Published on January 4th, 2010 | by Susan Kraemer0
Century-Long Reforestation Deal in Works For California in Cap and Trade
Folksinger Joni Mitchell’s “paved paradise” of the 20th century could wind up being partially reforested in the 21st century, under California’s proposed landmark Cap and Trade legislation that takes effect in the next few years.
It’s because the state will include provisions for offsetting some greenhouse gas emissions by investing in conservation and reforestation over at least the next century.
This kind of legislation sets a limit on total greenhouse gases, and then acts as a prod to polluter industries to compete to lower pollution faster, by making it cheaper to reduce pollution than to continue doing business as usual.
Under California’s cap and trade proposal, the polluting companies affected: (in the oil, gas, coal and cement industries) would be able to buy carbon offsets – which would supply funds for conservation reforestation programs, that soak up part of the carbon they emit. The idea is to cap the total allowable emissions, and then let companies that can reduce pollution trade with those less energy-efficient companies that can (or will) not reduce pollution.
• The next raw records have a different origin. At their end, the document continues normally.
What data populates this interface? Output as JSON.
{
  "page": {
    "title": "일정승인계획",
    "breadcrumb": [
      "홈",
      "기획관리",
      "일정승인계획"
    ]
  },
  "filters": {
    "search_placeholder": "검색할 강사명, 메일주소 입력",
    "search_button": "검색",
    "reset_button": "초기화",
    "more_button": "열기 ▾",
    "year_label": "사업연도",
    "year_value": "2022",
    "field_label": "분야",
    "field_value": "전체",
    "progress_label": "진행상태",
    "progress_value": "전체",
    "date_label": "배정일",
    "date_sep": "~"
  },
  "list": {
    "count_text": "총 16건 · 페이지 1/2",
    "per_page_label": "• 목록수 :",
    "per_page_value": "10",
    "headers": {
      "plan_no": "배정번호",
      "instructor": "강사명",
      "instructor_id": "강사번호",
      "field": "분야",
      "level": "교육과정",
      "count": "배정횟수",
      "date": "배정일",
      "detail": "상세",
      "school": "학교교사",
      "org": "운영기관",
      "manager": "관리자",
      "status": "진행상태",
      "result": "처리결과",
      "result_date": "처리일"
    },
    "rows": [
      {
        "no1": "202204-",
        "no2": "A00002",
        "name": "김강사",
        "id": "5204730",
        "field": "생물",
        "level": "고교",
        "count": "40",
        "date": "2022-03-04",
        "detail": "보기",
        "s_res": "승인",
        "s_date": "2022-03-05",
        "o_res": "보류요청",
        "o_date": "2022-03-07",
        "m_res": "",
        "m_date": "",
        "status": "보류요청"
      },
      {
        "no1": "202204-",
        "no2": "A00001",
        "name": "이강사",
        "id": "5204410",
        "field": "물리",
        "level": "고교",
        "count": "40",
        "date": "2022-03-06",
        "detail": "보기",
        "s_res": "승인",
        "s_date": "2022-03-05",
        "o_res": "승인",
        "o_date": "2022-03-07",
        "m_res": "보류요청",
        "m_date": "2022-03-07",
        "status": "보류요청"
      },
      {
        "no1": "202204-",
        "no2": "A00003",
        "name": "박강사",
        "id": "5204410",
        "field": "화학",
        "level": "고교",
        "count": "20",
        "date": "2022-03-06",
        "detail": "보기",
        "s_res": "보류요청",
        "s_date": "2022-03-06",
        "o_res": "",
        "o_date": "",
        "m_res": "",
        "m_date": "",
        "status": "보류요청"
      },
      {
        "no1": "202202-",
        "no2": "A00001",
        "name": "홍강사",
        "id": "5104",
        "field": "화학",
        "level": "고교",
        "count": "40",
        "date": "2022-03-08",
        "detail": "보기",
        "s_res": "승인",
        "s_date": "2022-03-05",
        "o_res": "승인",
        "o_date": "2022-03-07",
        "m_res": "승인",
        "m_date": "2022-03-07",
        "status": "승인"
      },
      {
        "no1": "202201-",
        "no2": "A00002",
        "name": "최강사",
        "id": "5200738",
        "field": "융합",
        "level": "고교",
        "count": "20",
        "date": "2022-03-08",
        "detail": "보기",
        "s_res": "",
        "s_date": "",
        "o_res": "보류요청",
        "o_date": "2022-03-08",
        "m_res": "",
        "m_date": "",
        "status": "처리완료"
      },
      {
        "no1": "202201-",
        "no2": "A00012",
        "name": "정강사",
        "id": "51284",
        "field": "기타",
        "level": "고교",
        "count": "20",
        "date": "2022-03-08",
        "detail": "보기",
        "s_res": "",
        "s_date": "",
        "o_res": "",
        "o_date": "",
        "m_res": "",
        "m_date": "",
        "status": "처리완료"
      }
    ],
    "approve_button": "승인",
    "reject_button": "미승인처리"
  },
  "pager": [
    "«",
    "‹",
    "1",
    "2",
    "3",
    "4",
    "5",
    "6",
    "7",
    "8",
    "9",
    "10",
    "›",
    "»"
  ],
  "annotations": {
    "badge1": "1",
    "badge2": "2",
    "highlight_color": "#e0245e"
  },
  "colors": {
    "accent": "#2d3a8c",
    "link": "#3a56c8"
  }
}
The faster companies lower carbon emissions from fossil energy the more money they make by trading emissions permits with less efficient companies who must buy the right from the more efficient to use up part of a finite (and constantly shrinking) total state pollution “allowance”.
Like the EPAs current Cap and Trade program it administers now (that reduced SOx and NOx emissions that caused acid rain), and like the European cap and trade program that was developed in the wake of their signing the Kyoto Accord, Cap and Trade has been shown to reduce the targeted pollution very effectively, according to a study from the German Marshall Fund: Ten Insights from Europe on the EU Emissions Trading System(pdf)
The industries affected can greatly reduce greenhouse gas emissions by investing in renewable energy or efficiency measures like combined heat & power, and waste-to-energy technology. The European papermill industry reduced emissions by nearly half under EU Cap and Trade.
Forestry offsets are to provide another way to reduce carbon emissions through avoided deforestation. Forests provide the value of sequestration of carbon and also counteract the regional ecological effects of climate change: in California that is drought, mudslides and wildfires.
Forests act as fog catchers on the coast, bringing essential water to a parched region. In a sense, forests almost act like nature’s utility, providing services. So two years ago CARB set up the first governmental system for quantifying and verifying carbon offsets in local forests, so forests could be included in our Cap and Trade program.
As they did during the long years of inaction on vehicle efficiency improvements (with the California Waiver on vehicle efficiency), other states are potentially going to add on to the California cap and trade in the absence of Federal action. The rules are being designed to be broad enough to be easily transferred to apply to other states too.
Already, Pacific Gas & Electric, Northern California’s biggest utility allows customers to contribute $5 a month, to buy carbon offsets from the Conservation Fund, which manages Mendocino County’s 23,780-acre Garcia River Forest. That is a consumer-driven voluntary offset program, similar to offset programs from Terrapass.
The new draft, which goes before CARB this month, will be mandatory: a statewide Cap and Trade program. Once it is mandatory timber companies that do not participate in the voluntary offset program will have to manage the 14 million acres of private timberland they harvest to absorb more carbon over a 100 year timescale. They can accomplish this by allowing far more natural old growth to remain rather than farming the whole forest. The new rules are the culmination of 18 months of work by members of a task force that clarifies rules for companies to quantify and verify carbon.
The 100 year rule is new. The voluntary program required a permanent conservation easement to create guaranteed carbon storage in perpetuity. But only conservation groups bought in, greatly limiting the supply of forested lands available for carbon sequestration. The new rule would change that, opening up more land to conservation by more organizations and private owners.